- Improve: This activity involves identifying areas for improvement within the organization’s existing IT services and processes, and then implementing improvements to increase efficiency, effectiveness, and customer satisfaction.
- Engage: This activity involves building and maintaining relationships with the organization’s customers and stakeholders, in order to understand their needs and expectations and deliver services that meet their requirements.
- Design and transition: This activity involves designing new or changed services, testing and validating them, and then transitioning them into live operation.
- Obtain/build: This activity involves obtaining and building the resources necessary to deliver IT services, including people, technology, and partnerships with external service providers.
- Deliver and support: This activity involves delivering and supporting the IT services, ensuring that they meet the agreed-upon service levels and that any issues or incidents are resolved quickly and effectively.
The 4 dimensions:
ITIL 4 recommends that organizations map the activity involved in delivering their products and services as service value streams—the paths of activity required to create value for the customer. Defining end-to-end value chains helps provide the holistic view that people who perform the activities need to see the bigger picture.
The four dimensions of ITIL prompt people to look beyond the traditional IT perspective of technology to consider the broader service ecosystem—all the moving parts which combine to create value for the customer. These 4 dimensions, represented in the figure below, are:
- Organizations and People
- Value streams and Processes
- Information and Technology
- Partner and Suppliers
ITIL where to start
ITIL certification is meant for individuals and not for companies. There are four levels of ITIL certification: Foundation, Practitioner, Intermediate, and Expert.
ITIL enables you to fully benefit from proven best practices in IT and is relevant to anyone involved in the delivery or support of IT services.
ITIL is aligned with various international quality standards including ISO/IEC 20000 (IT Service Management Code of Practice) and has been adopted by thousands of organizations worldwide.
The benefits of ITIL for both individuals and companies are numerous. ITIL certification provides individuals with a recognized qualification that demonstrates their knowledge of IT service management best practices. This can lead to improved job prospects, higher salaries, and increased credibility. For companies, ITIL provides a framework for managing IT services that can help improve efficiency, reduce costs, and increase customer satisfaction. Companies can also use ITIL as a reference to set up their processes, as ITIL provides guidance on best practices that can be tailored to meet specific business needs.
While ITIL is a widely-used and highly-regarded framework for ITSM, there are alternatives available. One such alternative is COBIT, which stands for Control Objectives for Information and Related Technology. COBIT is a framework developed by ISACA that focuses on the governance and management of IT services. Another alternative is Lean IT, which is based on Lean manufacturing principles and focuses on eliminating waste and improving efficiency in IT service delivery.
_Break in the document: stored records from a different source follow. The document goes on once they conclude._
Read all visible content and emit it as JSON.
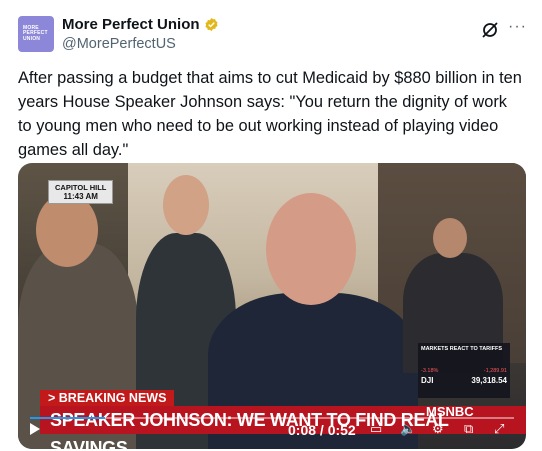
{
  "author": {
    "name": "More Perfect Union",
    "handle": "@MorePerfectUS",
    "avatar_lines": [
      "MORE",
      "PERFECT",
      "UNION"
    ],
    "avatar_color": "#8c87d8",
    "verified_icon": "gold-verified-badge-icon"
  },
  "header_actions": {
    "grok_icon": "grok-icon",
    "more_label": "···"
  },
  "tweet": {
    "text": "After passing a budget that aims to cut Medicaid by $880 billion in ten years House Speaker Johnson says: \"You return the dignity of work to young men who need to be out working instead of playing video games all day.\""
  },
  "video": {
    "location_badge": "CAPITOL HILL",
    "location_time": "11:43 AM",
    "breaking_label": "> BREAKING NEWS",
    "headline": "SPEAKER JOHNSON: WE WANT TO FIND REAL SAVINGS",
    "network": "MSNBC",
    "markets": {
      "title": "MARKETS REACT TO TARIFFS",
      "left_change": "-3.18%",
      "right_change": "-1,289.91",
      "index": "DJI",
      "index_value": "39,318.54"
    },
    "time_display": "0:08 / 0:52",
    "progress": 0.154,
    "colors": {
      "accent": "#1d9bf0",
      "breaking_red": "#c21a1a"
    }
  }
}
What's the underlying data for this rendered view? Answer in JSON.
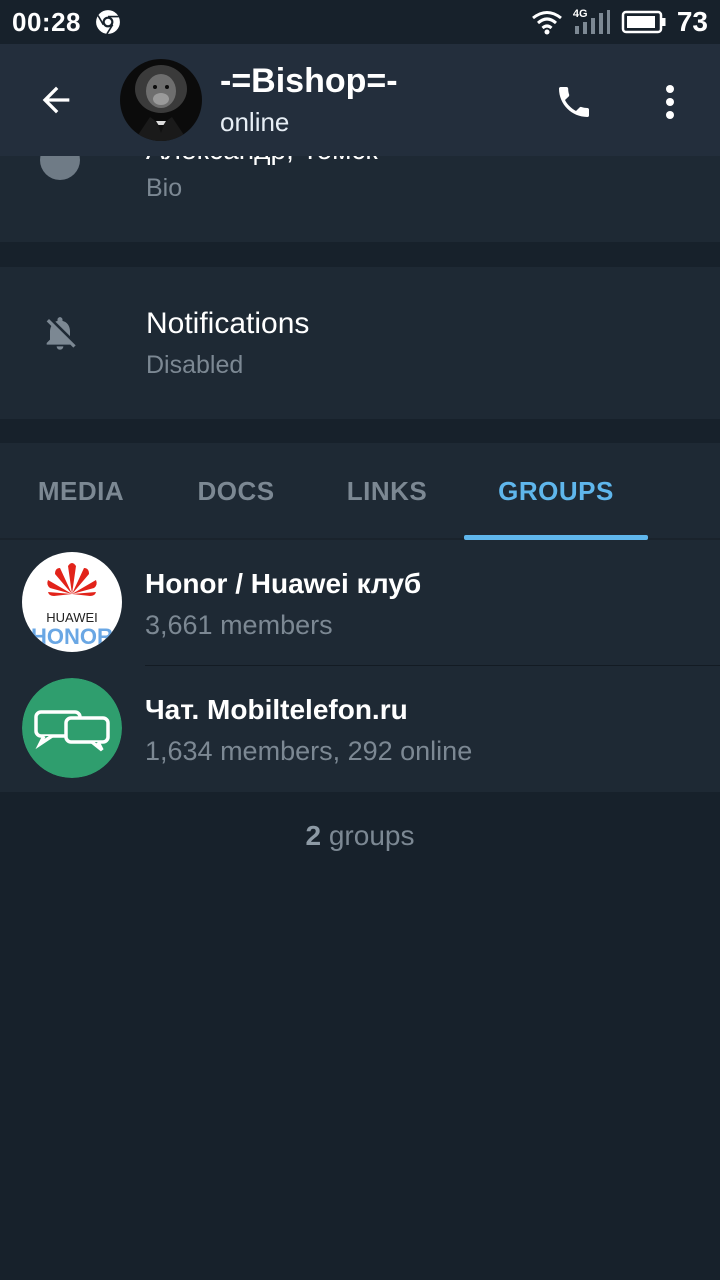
{
  "status_bar": {
    "time": "00:28",
    "network": "4G",
    "battery": "73"
  },
  "header": {
    "title": "-=Bishop=-",
    "status": "online"
  },
  "bio": {
    "value": "Александр, Томск",
    "label": "Bio"
  },
  "notifications": {
    "title": "Notifications",
    "value": "Disabled"
  },
  "tabs": [
    {
      "label": "MEDIA",
      "active": false
    },
    {
      "label": "DOCS",
      "active": false
    },
    {
      "label": "LINKS",
      "active": false
    },
    {
      "label": "GROUPS",
      "active": true
    }
  ],
  "groups": [
    {
      "name": "Honor / Huawei клуб",
      "meta": "3,661 members",
      "avatar": {
        "brand_top": "HUAWEI",
        "brand_bottom": "HONOR"
      }
    },
    {
      "name": "Чат. Mobiltelefon.ru",
      "meta": "1,634 members, 292 online"
    }
  ],
  "footer": {
    "count": "2",
    "label": "groups"
  },
  "colors": {
    "accent": "#5fb6ec",
    "background": "#17212b",
    "surface": "#1e2934",
    "header": "#232e3c",
    "muted_text": "#7c8893",
    "chat_group_avatar": "#2f9e6e"
  },
  "icons": {
    "back": "arrow-left-icon",
    "call": "phone-icon",
    "more": "more-vertical-icon",
    "notifications": "bell-off-icon",
    "bio": "info-icon"
  }
}
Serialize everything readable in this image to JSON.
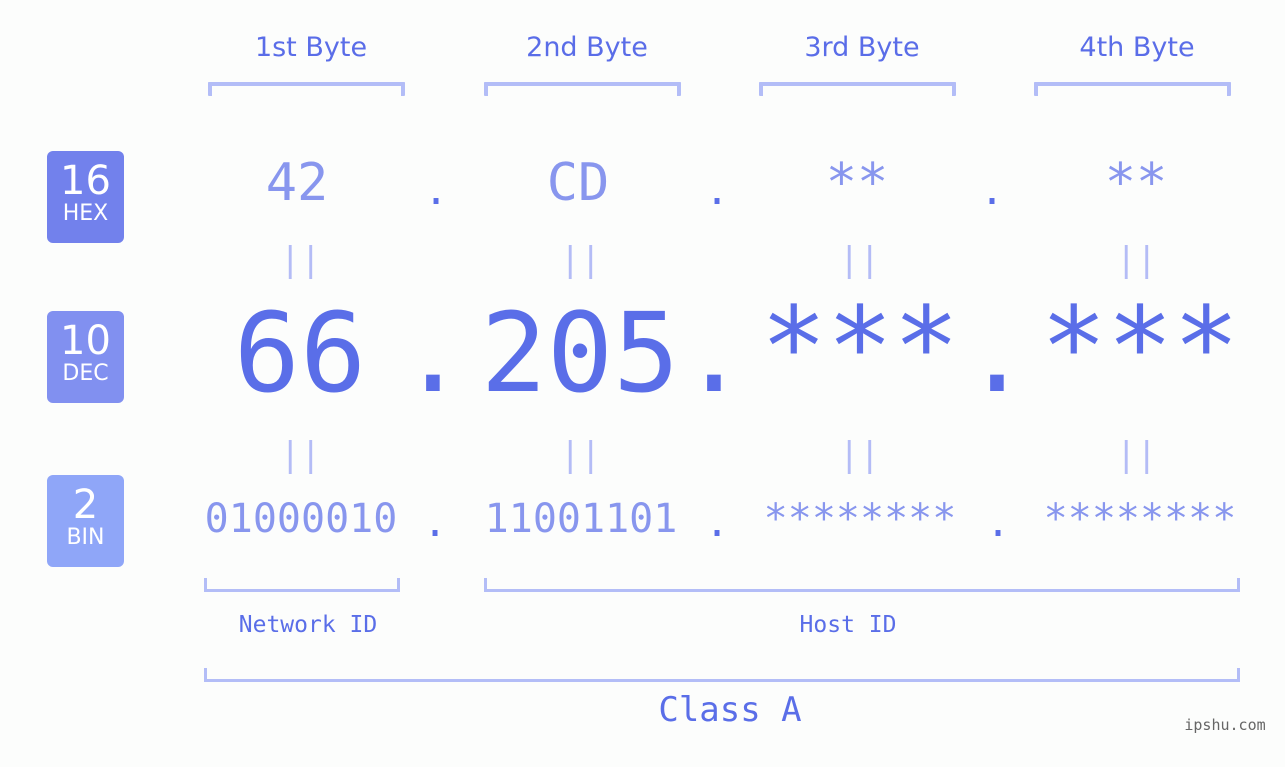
{
  "bytes": {
    "labels": [
      "1st Byte",
      "2nd Byte",
      "3rd Byte",
      "4th Byte"
    ]
  },
  "badges": {
    "hex": {
      "base": "16",
      "name": "HEX",
      "color": "#7281ec"
    },
    "dec": {
      "base": "10",
      "name": "DEC",
      "color": "#8190f0"
    },
    "bin": {
      "base": "2",
      "name": "BIN",
      "color": "#8fa6f8"
    }
  },
  "hex_row": {
    "values": [
      "42",
      "CD",
      "**",
      "**"
    ]
  },
  "dec_row": {
    "values": [
      "66",
      "205",
      "***",
      "***"
    ]
  },
  "bin_row": {
    "values": [
      "01000010",
      "11001101",
      "********",
      "********"
    ]
  },
  "separator": ".",
  "equals_glyph": "||",
  "network_id_label": "Network ID",
  "host_id_label": "Host ID",
  "class_label": "Class A",
  "watermark": "ipshu.com",
  "colors": {
    "primary_text": "#5a6ee8",
    "light_text": "#8896ee",
    "bracket": "#b3bdf7",
    "background": "#fcfdfc"
  }
}
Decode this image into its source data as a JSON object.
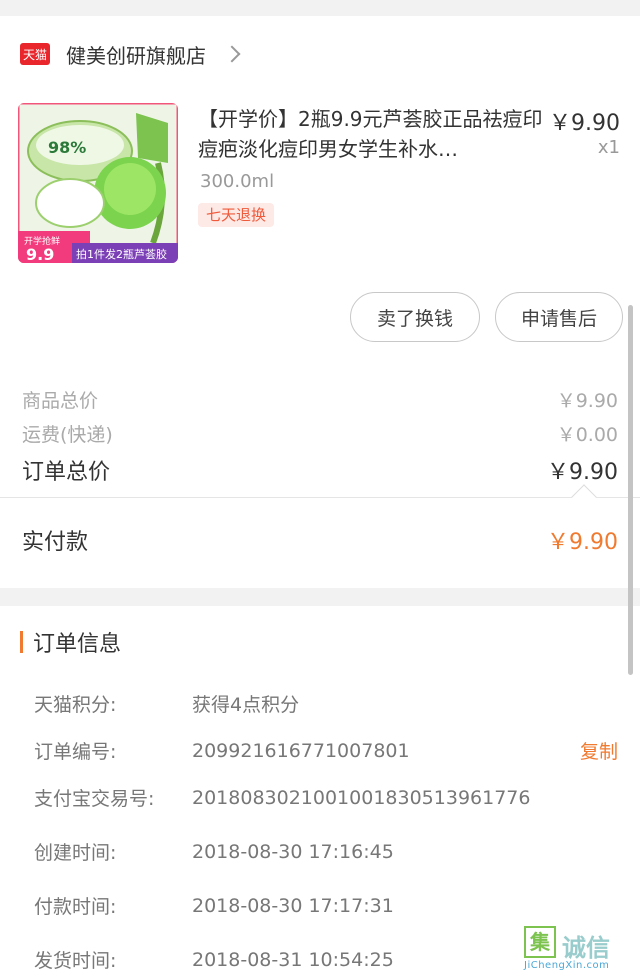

How CactusSoft delivers value to customers through ITIL best practices
In CactusSoft, we define our IT services and processes inspired by ITIL to align with customer needs and expectations and deliver high-quality reliable software solutions that meet or exceed customer requirements. By adopting a structured approach to risk management, Cactussoft identifies and mitigates potential risks before they become problems, reducing the impact of incidents and ensuring that its software solutions are delivered on time and within budget.
Promoting clear communication and collaboration, Cactussoft can ensure that its software development projects are delivered to the satisfaction of its customers.
By continuously reviewing and optimizing its software development processes, Cactussoft can stay ahead of changing customer needs and business requirements, delivering software solutions that provide maximum value to its customers.